## Exercise aim
Return each line of the listing that contains the string "potok".

## Data to use
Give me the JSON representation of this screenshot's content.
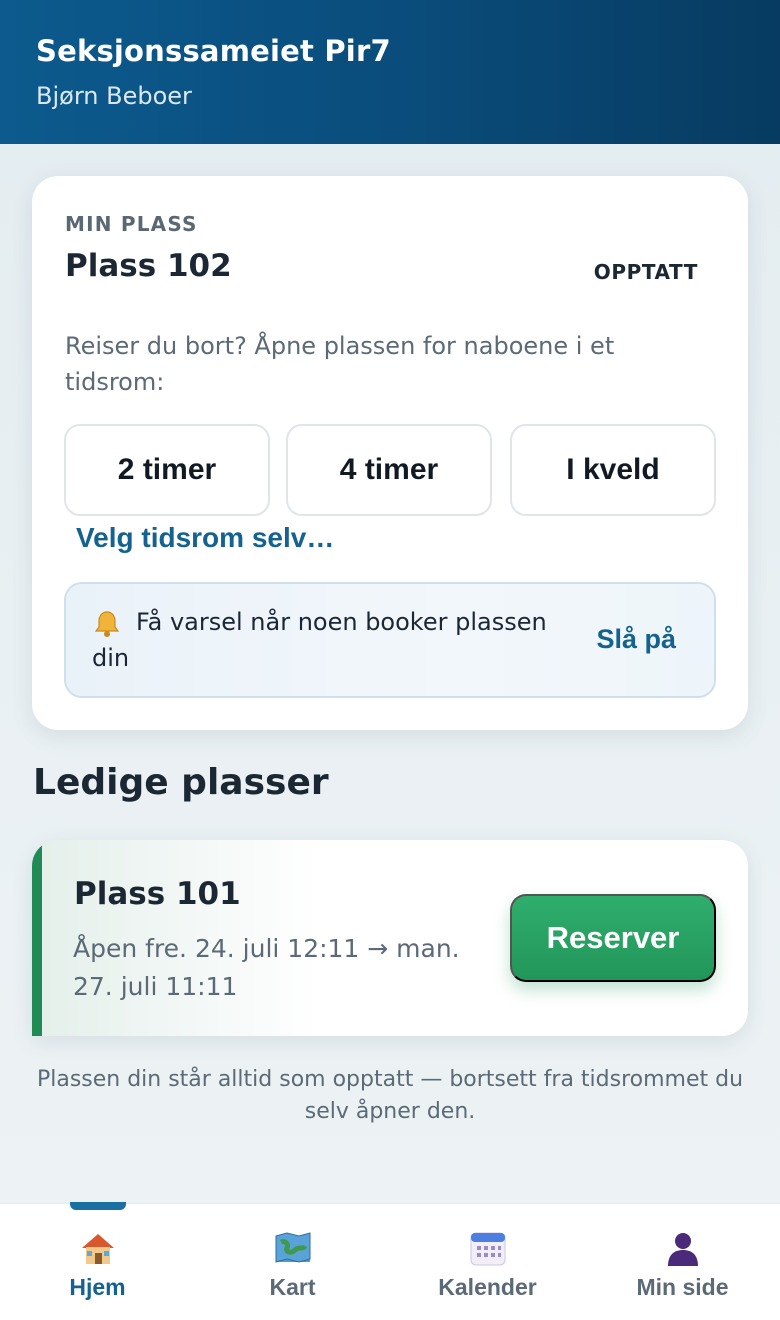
{
  "header": {
    "title": "Seksjonssameiet Pir7",
    "user": "Bjørn Beboer"
  },
  "my_spot": {
    "eyebrow": "MIN PLASS",
    "name": "Plass 102",
    "status": "OPPTATT",
    "description": "Reiser du bort? Åpne plassen for naboene i et tidsrom:",
    "durations": [
      "2 timer",
      "4 timer",
      "I kveld"
    ],
    "custom_link": "Velg tidsrom selv…",
    "notify_text": "Få varsel når noen booker plassen din",
    "notify_action": "Slå på"
  },
  "available": {
    "section_title": "Ledige plasser",
    "items": [
      {
        "name": "Plass 101",
        "window": "Åpen fre. 24. juli 12:11 → man. 27. juli 11:11",
        "action": "Reserver"
      }
    ]
  },
  "footnote": "Plassen din står alltid som opptatt — bortsett fra tidsrommet du selv åpner den.",
  "tabs": [
    {
      "label": "Hjem",
      "icon": "house-icon",
      "active": true
    },
    {
      "label": "Kart",
      "icon": "map-icon",
      "active": false
    },
    {
      "label": "Kalender",
      "icon": "calendar-icon",
      "active": false
    },
    {
      "label": "Min side",
      "icon": "person-icon",
      "active": false
    }
  ],
  "colors": {
    "header": "#0a4d7c",
    "accent_blue": "#14628f",
    "green": "#22965a"
  }
}
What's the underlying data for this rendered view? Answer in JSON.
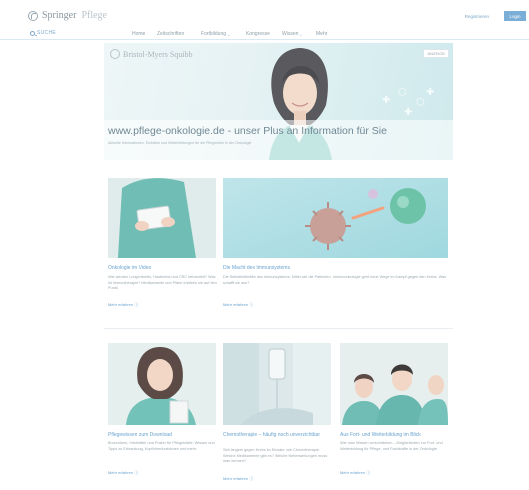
{
  "header": {
    "brand": "Springer",
    "brand_sub": "Pflege",
    "register_label": "Registrieren",
    "login_label": "Login"
  },
  "nav": {
    "search_label": "SUCHE",
    "items": [
      {
        "label": "Home",
        "has_menu": false
      },
      {
        "label": "Zeitschriften",
        "has_menu": false
      },
      {
        "label": "Fortbildung",
        "has_menu": true
      },
      {
        "label": "Kongresse",
        "has_menu": false
      },
      {
        "label": "Wissen",
        "has_menu": true
      },
      {
        "label": "Mehr",
        "has_menu": false
      }
    ]
  },
  "hero": {
    "sponsor": "Bristol-Myers Squibb",
    "badge": "ANZEIGE",
    "title": "www.pflege-onkologie.de - unser Plus an Information für Sie",
    "subtitle": "Aktuelle Informationen, Einblicke und Weiterbildungen für die Pflegenden in der Onkologie"
  },
  "cards_top": [
    {
      "title": "Onkologie im Video",
      "text": "Wie werden Lungenkrebs, Hautkrebs und CRC behandelt? Was ist Immuntherapie? Medikamente und Pläne erklären sie auf den Punkt.",
      "link": "Mehr erfahren ⓘ"
    },
    {
      "title": "Die Macht des Immunsystems",
      "text": "Die Selbstheilkräfte des Immunsystems: Mittel wie die Patienten. Immunonkologie geht neue Wege im Kampf gegen den Krebs. Was schafft sie aus?",
      "link": "Mehr erfahren ⓘ"
    }
  ],
  "cards_bottom": [
    {
      "title": "Pflegewissen zum Download",
      "text": "Broschüren, Infoblätter und Poster für Pflegekräfte: Wissen und Tipps zu Erkrankung, Kopfhörerfunktionen und mehr.",
      "link": "Mehr erfahren ⓘ"
    },
    {
      "title": "Chemotherapie – häufig noch unverzichtbar",
      "text": "Seit langem gegen Krebs im Einsatz: wie Chemotherapie. Welche Medikamente gibt es? Welche Nebenwirkungen muss man kennen?",
      "link": "Mehr erfahren ⓘ"
    },
    {
      "title": "Aus Fort- und Weiterbildung im Blick",
      "text": "Wie man Wissen verschränken – Möglichkeiten zur Fort- und Weiterbildung für Pflege- und Fachkräfte in der Onkologie.",
      "link": "Mehr erfahren ⓘ"
    }
  ]
}
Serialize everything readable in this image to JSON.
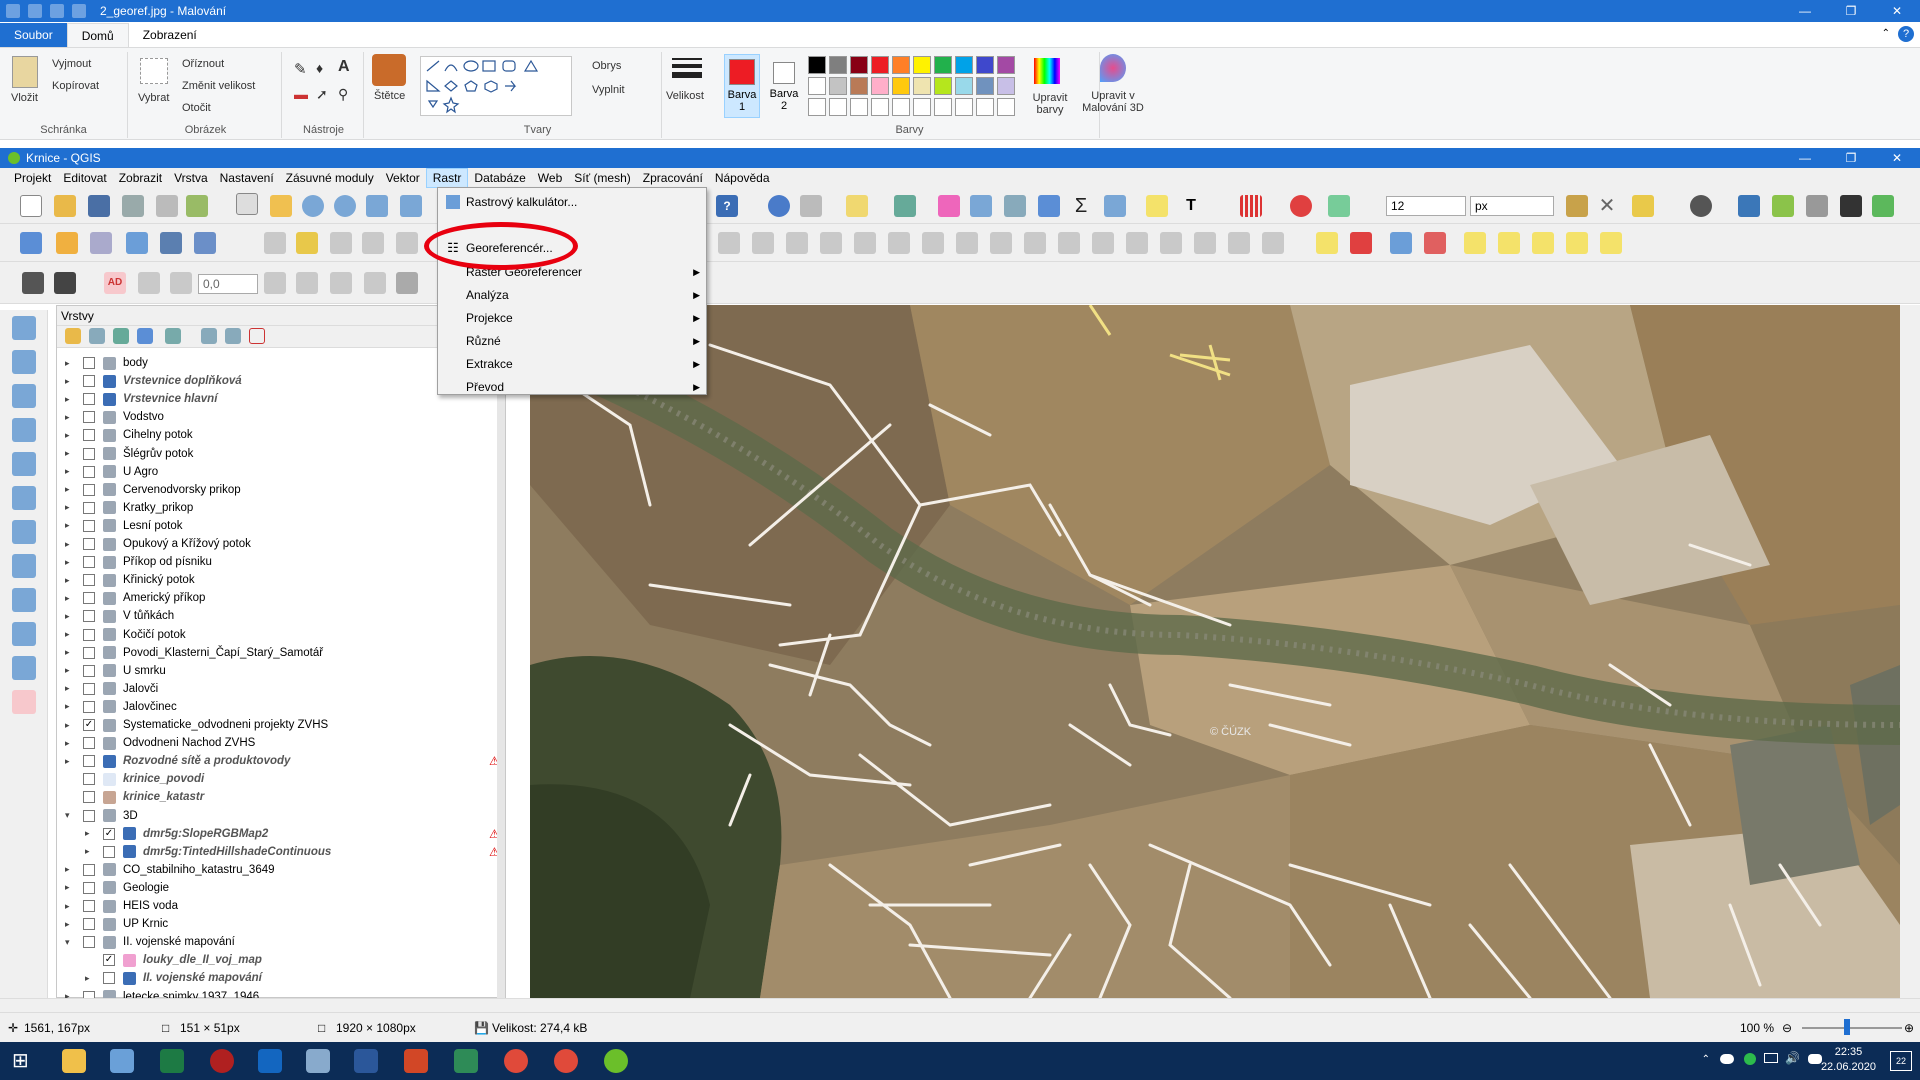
{
  "paint": {
    "window_title": "2_georef.jpg - Malování",
    "tabs": [
      "Soubor",
      "Domů",
      "Zobrazení"
    ],
    "clipboard": {
      "paste": "Vložit",
      "cut": "Vyjmout",
      "copy": "Kopírovat",
      "group": "Schránka"
    },
    "image": {
      "select": "Vybrat",
      "crop": "Oříznout",
      "resize": "Změnit velikost",
      "rotate": "Otočit",
      "group": "Obrázek"
    },
    "tools": {
      "group": "Nástroje"
    },
    "brushes": {
      "label": "Štětce"
    },
    "shapes": {
      "outline": "Obrys",
      "fill": "Vyplnit",
      "group": "Tvary"
    },
    "size": {
      "label": "Velikost"
    },
    "color1": {
      "label": "Barva",
      "num": "1"
    },
    "color2": {
      "label": "Barva",
      "num": "2"
    },
    "colors": {
      "group": "Barvy",
      "edit": "Upravit barvy",
      "edit3d": "Upravit v Malování 3D"
    },
    "palette": [
      "#000000",
      "#7f7f7f",
      "#880015",
      "#ed1c24",
      "#ff7f27",
      "#fff200",
      "#22b14c",
      "#00a2e8",
      "#3f48cc",
      "#a349a4",
      "#ffffff",
      "#c3c3c3",
      "#b97a57",
      "#ffaec9",
      "#ffc90e",
      "#efe4b0",
      "#b5e61d",
      "#99d9ea",
      "#7092be",
      "#c8bfe7"
    ]
  },
  "qgis": {
    "window_title": "Krnice - QGIS",
    "menu": [
      "Projekt",
      "Editovat",
      "Zobrazit",
      "Vrstva",
      "Nastavení",
      "Zásuvné moduly",
      "Vektor",
      "Rastr",
      "Databáze",
      "Web",
      "Síť (mesh)",
      "Zpracování",
      "Nápověda"
    ],
    "toolbar": {
      "size_value": "12",
      "unit": "px",
      "offset_value": "0,0"
    },
    "raster_menu": [
      {
        "label": "Rastrový kalkulátor...",
        "sub": false
      },
      {
        "label": "Georeferencér...",
        "sub": false
      },
      {
        "label": "Raster Georeferencer",
        "sub": true
      },
      {
        "label": "Analýza",
        "sub": true
      },
      {
        "label": "Projekce",
        "sub": true
      },
      {
        "label": "Různé",
        "sub": true
      },
      {
        "label": "Extrakce",
        "sub": true
      },
      {
        "label": "Převod",
        "sub": true
      }
    ],
    "layers_title": "Vrstvy",
    "layers": [
      {
        "name": "body",
        "style": "normal",
        "indent": 0,
        "arrow": "▸",
        "checked": false,
        "warn": false,
        "icon": "group"
      },
      {
        "name": "Vrstevnice doplňková",
        "style": "italic",
        "indent": 0,
        "arrow": "▸",
        "checked": false,
        "warn": false,
        "icon": "raster"
      },
      {
        "name": "Vrstevnice hlavní",
        "style": "italic",
        "indent": 0,
        "arrow": "▸",
        "checked": false,
        "warn": false,
        "icon": "raster"
      },
      {
        "name": "Vodstvo",
        "style": "normal",
        "indent": 0,
        "arrow": "▸",
        "checked": false,
        "warn": false,
        "icon": "group"
      },
      {
        "name": "Cihelny potok",
        "style": "normal",
        "indent": 0,
        "arrow": "▸",
        "checked": false,
        "warn": false,
        "icon": "group"
      },
      {
        "name": "Šlégrův potok",
        "style": "normal",
        "indent": 0,
        "arrow": "▸",
        "checked": false,
        "warn": false,
        "icon": "group"
      },
      {
        "name": "U Agro",
        "style": "normal",
        "indent": 0,
        "arrow": "▸",
        "checked": false,
        "warn": false,
        "icon": "group"
      },
      {
        "name": "Cervenodvorsky prikop",
        "style": "normal",
        "indent": 0,
        "arrow": "▸",
        "checked": false,
        "warn": false,
        "icon": "group"
      },
      {
        "name": "Kratky_prikop",
        "style": "normal",
        "indent": 0,
        "arrow": "▸",
        "checked": false,
        "warn": false,
        "icon": "group"
      },
      {
        "name": "Lesní potok",
        "style": "normal",
        "indent": 0,
        "arrow": "▸",
        "checked": false,
        "warn": false,
        "icon": "group"
      },
      {
        "name": "Opukový a Křížový potok",
        "style": "normal",
        "indent": 0,
        "arrow": "▸",
        "checked": false,
        "warn": false,
        "icon": "group"
      },
      {
        "name": "Příkop od písniku",
        "style": "normal",
        "indent": 0,
        "arrow": "▸",
        "checked": false,
        "warn": false,
        "icon": "group"
      },
      {
        "name": "Křinický potok",
        "style": "normal",
        "indent": 0,
        "arrow": "▸",
        "checked": false,
        "warn": false,
        "icon": "group"
      },
      {
        "name": "Americký příkop",
        "style": "normal",
        "indent": 0,
        "arrow": "▸",
        "checked": false,
        "warn": false,
        "icon": "group"
      },
      {
        "name": "V tůňkách",
        "style": "normal",
        "indent": 0,
        "arrow": "▸",
        "checked": false,
        "warn": false,
        "icon": "group"
      },
      {
        "name": "Kočičí potok",
        "style": "normal",
        "indent": 0,
        "arrow": "▸",
        "checked": false,
        "warn": false,
        "icon": "group"
      },
      {
        "name": "Povodi_Klasterni_Čapí_Starý_Samotář",
        "style": "normal",
        "indent": 0,
        "arrow": "▸",
        "checked": false,
        "warn": false,
        "icon": "group"
      },
      {
        "name": "U smrku",
        "style": "normal",
        "indent": 0,
        "arrow": "▸",
        "checked": false,
        "warn": false,
        "icon": "group"
      },
      {
        "name": "Jalovči",
        "style": "normal",
        "indent": 0,
        "arrow": "▸",
        "checked": false,
        "warn": false,
        "icon": "group"
      },
      {
        "name": "Jalovčinec",
        "style": "normal",
        "indent": 0,
        "arrow": "▸",
        "checked": false,
        "warn": false,
        "icon": "group"
      },
      {
        "name": "Systematicke_odvodneni projekty ZVHS",
        "style": "normal",
        "indent": 0,
        "arrow": "▸",
        "checked": true,
        "warn": false,
        "icon": "group"
      },
      {
        "name": "Odvodneni Nachod ZVHS",
        "style": "normal",
        "indent": 0,
        "arrow": "▸",
        "checked": false,
        "warn": false,
        "icon": "group"
      },
      {
        "name": "Rozvodné sítě a produktovody",
        "style": "italic",
        "indent": 0,
        "arrow": "▸",
        "checked": false,
        "warn": true,
        "icon": "raster"
      },
      {
        "name": "krinice_povodi",
        "style": "italic",
        "indent": 0,
        "arrow": "",
        "checked": false,
        "warn": false,
        "icon": "poly-light"
      },
      {
        "name": "krinice_katastr",
        "style": "italic",
        "indent": 0,
        "arrow": "",
        "checked": false,
        "warn": false,
        "icon": "poly-brown"
      },
      {
        "name": "3D",
        "style": "normal",
        "indent": 0,
        "arrow": "▾",
        "checked": false,
        "warn": false,
        "icon": "group"
      },
      {
        "name": "dmr5g:SlopeRGBMap2",
        "style": "italic",
        "indent": 1,
        "arrow": "▸",
        "checked": true,
        "warn": true,
        "icon": "raster"
      },
      {
        "name": "dmr5g:TintedHillshadeContinuous",
        "style": "italic",
        "indent": 1,
        "arrow": "▸",
        "checked": false,
        "warn": true,
        "icon": "raster"
      },
      {
        "name": "CO_stabilniho_katastru_3649",
        "style": "normal",
        "indent": 0,
        "arrow": "▸",
        "checked": false,
        "warn": false,
        "icon": "group"
      },
      {
        "name": "Geologie",
        "style": "normal",
        "indent": 0,
        "arrow": "▸",
        "checked": false,
        "warn": false,
        "icon": "group"
      },
      {
        "name": "HEIS voda",
        "style": "normal",
        "indent": 0,
        "arrow": "▸",
        "checked": false,
        "warn": false,
        "icon": "group"
      },
      {
        "name": "UP Krnic",
        "style": "normal",
        "indent": 0,
        "arrow": "▸",
        "checked": false,
        "warn": false,
        "icon": "group"
      },
      {
        "name": "II. vojenské mapování",
        "style": "normal",
        "indent": 0,
        "arrow": "▾",
        "checked": false,
        "warn": false,
        "icon": "group"
      },
      {
        "name": "louky_dle_II_voj_map",
        "style": "italic",
        "indent": 1,
        "arrow": "",
        "checked": true,
        "warn": false,
        "icon": "poly-pink"
      },
      {
        "name": "II. vojenské mapování",
        "style": "italic",
        "indent": 1,
        "arrow": "▸",
        "checked": false,
        "warn": false,
        "icon": "raster"
      },
      {
        "name": "letecke snimky 1937_1946",
        "style": "normal",
        "indent": 0,
        "arrow": "▸",
        "checked": false,
        "warn": false,
        "icon": "group"
      }
    ]
  },
  "map": {
    "watermark": "© ČÚZK"
  },
  "status": {
    "coords": "1561, 167px",
    "selection": "151 × 51px",
    "image_size": "1920 × 1080px",
    "file_size": "Velikost: 274,4 kB",
    "zoom": "100 %"
  },
  "taskbar": {
    "time": "22:35",
    "date": "22.06.2020",
    "notification_count": "22"
  }
}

## Final answer
        "name": "Cihelny potok",
        "name": "Šlégrův potok",
        "name": "Lesní potok",
        "name": "Opukový a Křížový potok",
        "name": "Křinický potok",
        "name": "Kočičí potok",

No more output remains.